◆ **WORK ITEM**:
Count up every line of the data in which "accent" occurs. The reply is one number and nothing more.

+++ THE DATA +++

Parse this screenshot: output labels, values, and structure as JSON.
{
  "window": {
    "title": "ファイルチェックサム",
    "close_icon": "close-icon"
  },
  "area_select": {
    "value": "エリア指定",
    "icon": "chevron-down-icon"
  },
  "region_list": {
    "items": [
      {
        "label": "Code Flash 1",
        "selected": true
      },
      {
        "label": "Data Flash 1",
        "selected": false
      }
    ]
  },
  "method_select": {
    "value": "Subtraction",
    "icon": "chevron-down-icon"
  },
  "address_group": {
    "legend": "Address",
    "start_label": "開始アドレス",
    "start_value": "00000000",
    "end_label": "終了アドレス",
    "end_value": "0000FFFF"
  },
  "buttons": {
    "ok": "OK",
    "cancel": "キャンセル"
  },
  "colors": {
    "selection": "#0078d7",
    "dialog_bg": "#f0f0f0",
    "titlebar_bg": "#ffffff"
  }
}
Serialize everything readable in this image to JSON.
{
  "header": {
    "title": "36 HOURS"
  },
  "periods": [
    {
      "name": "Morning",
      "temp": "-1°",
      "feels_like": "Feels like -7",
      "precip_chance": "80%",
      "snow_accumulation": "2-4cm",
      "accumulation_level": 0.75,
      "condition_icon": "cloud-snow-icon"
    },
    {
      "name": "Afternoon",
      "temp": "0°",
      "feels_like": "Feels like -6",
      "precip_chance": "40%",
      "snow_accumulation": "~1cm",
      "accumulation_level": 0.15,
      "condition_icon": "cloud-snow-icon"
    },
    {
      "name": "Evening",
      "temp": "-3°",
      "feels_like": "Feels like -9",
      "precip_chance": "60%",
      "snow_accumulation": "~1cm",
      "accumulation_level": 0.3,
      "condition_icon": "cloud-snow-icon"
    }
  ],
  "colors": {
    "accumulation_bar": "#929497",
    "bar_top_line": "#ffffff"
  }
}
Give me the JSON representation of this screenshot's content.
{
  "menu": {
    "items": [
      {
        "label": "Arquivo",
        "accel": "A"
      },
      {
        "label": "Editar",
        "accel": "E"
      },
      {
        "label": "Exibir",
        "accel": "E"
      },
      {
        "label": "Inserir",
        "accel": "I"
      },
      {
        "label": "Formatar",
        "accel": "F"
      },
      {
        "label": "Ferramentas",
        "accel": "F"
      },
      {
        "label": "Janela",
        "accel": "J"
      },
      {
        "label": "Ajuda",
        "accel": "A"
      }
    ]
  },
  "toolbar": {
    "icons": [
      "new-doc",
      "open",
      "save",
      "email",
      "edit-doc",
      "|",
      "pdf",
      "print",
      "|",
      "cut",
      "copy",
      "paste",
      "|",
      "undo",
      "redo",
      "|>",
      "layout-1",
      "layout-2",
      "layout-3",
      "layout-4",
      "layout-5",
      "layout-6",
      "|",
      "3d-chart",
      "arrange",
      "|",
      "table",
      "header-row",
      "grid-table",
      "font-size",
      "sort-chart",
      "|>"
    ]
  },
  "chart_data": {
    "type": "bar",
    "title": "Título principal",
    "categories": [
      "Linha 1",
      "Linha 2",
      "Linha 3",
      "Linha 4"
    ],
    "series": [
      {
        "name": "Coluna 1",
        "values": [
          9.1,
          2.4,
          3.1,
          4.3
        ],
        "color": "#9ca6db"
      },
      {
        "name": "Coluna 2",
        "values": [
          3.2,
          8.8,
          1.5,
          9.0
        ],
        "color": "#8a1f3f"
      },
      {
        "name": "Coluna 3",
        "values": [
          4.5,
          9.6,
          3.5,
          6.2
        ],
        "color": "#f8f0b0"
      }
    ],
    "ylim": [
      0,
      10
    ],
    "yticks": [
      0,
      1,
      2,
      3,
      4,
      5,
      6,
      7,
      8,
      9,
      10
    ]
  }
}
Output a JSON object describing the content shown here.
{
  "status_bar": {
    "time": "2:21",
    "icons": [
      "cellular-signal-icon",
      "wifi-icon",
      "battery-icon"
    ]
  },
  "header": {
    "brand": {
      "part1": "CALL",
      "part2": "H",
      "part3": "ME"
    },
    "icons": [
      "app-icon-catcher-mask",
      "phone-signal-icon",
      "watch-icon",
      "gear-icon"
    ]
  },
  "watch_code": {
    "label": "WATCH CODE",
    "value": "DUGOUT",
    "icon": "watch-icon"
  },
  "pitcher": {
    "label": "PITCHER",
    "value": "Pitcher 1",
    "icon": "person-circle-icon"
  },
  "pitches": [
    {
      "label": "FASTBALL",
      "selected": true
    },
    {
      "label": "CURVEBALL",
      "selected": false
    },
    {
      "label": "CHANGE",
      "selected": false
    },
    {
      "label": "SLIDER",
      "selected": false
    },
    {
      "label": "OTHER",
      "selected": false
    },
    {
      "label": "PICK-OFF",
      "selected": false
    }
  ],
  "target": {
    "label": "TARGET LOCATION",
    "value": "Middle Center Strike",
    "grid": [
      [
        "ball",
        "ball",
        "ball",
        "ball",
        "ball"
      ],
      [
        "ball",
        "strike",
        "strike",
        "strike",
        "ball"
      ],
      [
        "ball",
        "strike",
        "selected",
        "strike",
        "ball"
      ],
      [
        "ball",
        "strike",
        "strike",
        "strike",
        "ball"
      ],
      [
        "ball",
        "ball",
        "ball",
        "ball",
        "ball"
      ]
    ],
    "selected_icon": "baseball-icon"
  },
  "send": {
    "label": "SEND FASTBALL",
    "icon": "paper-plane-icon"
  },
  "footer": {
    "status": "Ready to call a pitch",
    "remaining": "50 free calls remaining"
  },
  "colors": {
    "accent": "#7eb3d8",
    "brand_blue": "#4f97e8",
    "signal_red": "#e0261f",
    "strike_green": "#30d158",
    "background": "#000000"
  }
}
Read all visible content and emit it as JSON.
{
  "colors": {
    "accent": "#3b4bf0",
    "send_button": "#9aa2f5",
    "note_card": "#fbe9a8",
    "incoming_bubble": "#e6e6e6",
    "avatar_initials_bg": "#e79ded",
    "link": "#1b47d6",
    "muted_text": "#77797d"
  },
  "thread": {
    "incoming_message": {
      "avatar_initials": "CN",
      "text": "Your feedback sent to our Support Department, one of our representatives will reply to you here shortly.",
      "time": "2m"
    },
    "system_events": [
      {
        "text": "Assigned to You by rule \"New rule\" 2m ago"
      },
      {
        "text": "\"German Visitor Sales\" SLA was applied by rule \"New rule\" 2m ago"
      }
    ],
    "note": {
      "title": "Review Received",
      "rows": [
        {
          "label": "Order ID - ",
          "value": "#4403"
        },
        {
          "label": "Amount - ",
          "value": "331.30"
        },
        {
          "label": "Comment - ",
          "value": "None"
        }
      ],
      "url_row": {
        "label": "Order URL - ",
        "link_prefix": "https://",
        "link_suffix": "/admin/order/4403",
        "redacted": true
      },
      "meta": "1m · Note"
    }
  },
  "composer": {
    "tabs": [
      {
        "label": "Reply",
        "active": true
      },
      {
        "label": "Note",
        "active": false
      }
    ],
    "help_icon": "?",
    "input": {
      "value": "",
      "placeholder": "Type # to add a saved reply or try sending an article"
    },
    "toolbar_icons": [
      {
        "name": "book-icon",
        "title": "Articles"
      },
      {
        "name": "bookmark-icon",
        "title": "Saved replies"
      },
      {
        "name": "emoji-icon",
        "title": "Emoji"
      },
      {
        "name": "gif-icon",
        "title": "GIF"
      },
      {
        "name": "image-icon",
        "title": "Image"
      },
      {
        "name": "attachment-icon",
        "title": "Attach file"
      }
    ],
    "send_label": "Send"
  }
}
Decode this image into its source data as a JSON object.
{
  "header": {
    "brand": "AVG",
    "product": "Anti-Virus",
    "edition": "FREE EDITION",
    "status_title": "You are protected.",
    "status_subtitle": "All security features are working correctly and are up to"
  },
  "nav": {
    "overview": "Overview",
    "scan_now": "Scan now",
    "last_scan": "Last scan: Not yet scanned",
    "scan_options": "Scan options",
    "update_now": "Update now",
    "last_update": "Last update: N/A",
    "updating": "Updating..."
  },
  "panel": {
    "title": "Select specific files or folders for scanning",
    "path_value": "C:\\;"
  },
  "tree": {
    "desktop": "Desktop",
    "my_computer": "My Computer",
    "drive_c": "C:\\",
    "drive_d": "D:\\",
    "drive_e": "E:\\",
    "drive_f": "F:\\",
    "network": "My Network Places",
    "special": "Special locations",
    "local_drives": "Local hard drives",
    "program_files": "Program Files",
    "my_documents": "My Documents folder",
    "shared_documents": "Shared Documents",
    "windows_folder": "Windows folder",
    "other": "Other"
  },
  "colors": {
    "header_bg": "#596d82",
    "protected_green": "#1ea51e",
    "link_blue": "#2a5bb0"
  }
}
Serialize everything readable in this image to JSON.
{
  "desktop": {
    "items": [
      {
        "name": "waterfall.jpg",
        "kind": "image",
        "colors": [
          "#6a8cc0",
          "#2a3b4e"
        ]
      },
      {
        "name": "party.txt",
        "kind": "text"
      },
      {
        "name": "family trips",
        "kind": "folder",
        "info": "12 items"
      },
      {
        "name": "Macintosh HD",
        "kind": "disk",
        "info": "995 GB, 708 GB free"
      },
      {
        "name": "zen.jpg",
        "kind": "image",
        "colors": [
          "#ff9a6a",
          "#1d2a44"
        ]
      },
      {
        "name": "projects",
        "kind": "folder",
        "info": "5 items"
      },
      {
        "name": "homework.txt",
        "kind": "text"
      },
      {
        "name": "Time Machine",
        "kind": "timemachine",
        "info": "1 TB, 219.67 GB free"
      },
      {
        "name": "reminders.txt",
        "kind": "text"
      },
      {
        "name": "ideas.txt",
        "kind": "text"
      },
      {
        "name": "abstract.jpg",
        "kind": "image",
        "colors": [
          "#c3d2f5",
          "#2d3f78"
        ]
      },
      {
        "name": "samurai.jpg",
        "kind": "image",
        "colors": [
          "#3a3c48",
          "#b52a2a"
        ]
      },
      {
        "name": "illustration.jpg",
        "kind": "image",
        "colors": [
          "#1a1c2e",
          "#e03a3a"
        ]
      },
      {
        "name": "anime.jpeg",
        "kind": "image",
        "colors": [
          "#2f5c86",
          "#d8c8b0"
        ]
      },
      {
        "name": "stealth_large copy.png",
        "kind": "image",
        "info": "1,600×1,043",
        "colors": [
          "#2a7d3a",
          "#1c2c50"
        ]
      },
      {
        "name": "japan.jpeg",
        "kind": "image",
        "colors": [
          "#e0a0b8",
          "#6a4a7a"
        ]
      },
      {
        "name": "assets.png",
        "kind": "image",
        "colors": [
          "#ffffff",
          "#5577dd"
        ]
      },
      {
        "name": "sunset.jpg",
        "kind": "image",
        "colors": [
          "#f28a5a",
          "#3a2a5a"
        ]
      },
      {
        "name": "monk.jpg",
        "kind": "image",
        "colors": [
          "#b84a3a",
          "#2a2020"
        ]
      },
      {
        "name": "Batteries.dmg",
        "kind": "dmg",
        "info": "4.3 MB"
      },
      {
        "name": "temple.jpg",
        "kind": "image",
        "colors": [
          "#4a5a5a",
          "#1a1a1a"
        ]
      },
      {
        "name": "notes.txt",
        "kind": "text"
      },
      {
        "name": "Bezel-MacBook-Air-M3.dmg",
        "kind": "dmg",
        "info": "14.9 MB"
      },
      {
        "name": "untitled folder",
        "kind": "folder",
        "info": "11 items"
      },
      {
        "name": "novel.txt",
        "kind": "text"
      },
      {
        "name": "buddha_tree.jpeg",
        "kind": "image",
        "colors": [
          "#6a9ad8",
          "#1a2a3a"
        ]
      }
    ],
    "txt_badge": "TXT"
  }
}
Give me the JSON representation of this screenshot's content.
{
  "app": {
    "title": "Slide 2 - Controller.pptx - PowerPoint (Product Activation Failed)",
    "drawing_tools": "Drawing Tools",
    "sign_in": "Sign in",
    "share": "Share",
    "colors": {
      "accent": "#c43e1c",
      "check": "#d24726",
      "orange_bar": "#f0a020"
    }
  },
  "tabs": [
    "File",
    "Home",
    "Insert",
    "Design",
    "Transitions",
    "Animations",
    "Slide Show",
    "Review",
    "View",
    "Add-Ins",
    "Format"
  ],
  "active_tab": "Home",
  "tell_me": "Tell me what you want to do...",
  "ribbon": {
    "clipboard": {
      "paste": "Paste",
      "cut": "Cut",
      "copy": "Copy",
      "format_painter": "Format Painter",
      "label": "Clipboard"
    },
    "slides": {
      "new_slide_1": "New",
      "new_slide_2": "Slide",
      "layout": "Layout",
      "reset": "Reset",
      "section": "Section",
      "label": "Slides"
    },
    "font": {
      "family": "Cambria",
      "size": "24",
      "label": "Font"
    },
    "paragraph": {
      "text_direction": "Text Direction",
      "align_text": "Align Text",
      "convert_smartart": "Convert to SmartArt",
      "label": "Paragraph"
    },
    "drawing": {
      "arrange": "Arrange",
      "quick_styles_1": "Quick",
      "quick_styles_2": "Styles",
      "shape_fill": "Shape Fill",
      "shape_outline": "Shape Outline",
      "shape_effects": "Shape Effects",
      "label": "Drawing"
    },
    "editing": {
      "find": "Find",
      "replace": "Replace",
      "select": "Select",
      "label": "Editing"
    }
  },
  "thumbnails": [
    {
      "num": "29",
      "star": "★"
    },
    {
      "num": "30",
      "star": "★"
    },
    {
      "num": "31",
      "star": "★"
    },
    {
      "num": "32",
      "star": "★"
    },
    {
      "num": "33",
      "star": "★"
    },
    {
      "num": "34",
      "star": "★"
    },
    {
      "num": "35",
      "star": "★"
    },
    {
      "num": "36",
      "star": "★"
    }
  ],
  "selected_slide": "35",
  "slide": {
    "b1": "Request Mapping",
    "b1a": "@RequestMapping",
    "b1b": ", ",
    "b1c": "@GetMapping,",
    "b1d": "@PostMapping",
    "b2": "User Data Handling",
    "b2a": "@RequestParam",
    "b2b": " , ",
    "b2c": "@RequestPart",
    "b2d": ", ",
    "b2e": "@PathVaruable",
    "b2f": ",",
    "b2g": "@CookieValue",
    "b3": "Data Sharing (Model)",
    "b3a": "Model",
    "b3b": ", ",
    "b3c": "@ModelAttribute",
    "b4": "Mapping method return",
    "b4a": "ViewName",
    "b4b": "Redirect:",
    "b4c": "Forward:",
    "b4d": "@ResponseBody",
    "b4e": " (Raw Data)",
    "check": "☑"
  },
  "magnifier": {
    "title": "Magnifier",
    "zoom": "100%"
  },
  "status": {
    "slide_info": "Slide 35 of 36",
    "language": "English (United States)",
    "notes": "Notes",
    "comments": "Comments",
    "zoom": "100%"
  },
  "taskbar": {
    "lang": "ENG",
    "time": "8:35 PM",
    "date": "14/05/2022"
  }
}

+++

◆ **EXERCISE ANSWER**:
3